This sculpture was conceived on a computer, realised into form by a process of laser cutting and then assembled by hand. The ramification of this process is that the scale and material of the form can be reconsidered and hence the sculpture’s relationship to space and viewer can be re-negotiated. Transforming digitally generated work into physical form can also produce a curious dialectic between transience and logic.
The two-dimensional figures that “inhabit” this particular work are sourced from images of South Africans and South African history. The overall sculptural form evolved out of references to contour maps, graphs and cardiograms, to create a hypothetical landscape.

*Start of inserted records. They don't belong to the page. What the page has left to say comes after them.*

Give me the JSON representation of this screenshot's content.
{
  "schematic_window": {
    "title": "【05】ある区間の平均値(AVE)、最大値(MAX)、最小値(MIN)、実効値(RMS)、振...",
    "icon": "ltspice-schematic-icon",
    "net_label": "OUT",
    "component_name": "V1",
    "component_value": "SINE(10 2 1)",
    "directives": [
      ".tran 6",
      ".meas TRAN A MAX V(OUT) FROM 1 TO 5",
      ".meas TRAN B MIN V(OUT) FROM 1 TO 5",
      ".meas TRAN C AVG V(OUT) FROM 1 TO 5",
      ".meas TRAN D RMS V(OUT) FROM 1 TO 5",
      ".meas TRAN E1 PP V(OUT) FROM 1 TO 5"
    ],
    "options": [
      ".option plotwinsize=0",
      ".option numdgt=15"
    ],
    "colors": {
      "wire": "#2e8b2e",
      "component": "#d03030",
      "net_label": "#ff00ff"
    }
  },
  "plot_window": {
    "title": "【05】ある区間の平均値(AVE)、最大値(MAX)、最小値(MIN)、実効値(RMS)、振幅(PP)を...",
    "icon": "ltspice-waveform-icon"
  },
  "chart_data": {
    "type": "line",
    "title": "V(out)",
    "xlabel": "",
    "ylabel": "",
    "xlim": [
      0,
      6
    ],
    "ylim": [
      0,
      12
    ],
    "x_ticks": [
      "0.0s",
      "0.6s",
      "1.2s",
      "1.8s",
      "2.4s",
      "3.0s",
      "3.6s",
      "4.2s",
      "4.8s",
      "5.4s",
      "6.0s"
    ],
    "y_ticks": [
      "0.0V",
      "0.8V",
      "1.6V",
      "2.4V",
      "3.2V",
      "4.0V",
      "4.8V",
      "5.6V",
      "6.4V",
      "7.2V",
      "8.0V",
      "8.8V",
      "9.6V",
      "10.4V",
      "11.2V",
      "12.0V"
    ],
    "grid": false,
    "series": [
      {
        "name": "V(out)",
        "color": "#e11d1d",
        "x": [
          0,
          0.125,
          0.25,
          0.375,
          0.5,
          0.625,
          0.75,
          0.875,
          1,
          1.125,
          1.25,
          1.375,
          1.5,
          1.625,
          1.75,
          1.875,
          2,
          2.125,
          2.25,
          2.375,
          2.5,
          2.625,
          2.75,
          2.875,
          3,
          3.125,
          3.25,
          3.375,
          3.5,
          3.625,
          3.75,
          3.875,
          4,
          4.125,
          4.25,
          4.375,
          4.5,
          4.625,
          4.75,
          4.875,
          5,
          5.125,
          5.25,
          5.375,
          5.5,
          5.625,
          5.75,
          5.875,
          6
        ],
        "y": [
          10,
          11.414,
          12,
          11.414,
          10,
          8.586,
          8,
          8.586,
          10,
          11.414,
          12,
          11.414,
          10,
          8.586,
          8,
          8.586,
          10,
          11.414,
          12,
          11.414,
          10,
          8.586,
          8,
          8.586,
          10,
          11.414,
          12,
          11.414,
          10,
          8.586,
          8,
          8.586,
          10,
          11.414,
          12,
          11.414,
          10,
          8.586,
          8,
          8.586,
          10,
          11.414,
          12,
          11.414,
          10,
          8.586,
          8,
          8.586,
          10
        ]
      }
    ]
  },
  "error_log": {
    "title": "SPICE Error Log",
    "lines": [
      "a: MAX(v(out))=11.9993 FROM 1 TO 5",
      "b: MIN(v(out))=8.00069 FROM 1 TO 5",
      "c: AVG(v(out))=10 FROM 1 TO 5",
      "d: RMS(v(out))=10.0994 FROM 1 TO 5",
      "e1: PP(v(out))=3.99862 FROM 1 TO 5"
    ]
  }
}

In a sense this work is an ironic attempt to generate a layered timeline and a graphic representation of a populace and its history[ies]. Scale is pivotal, as the overall shape is large in relation to the viewer, yet the figures are tiny. In this regard the sculpture functions in the same manner as an architectural model, which, although being an object in itself, is a simulation of something larger and more complex.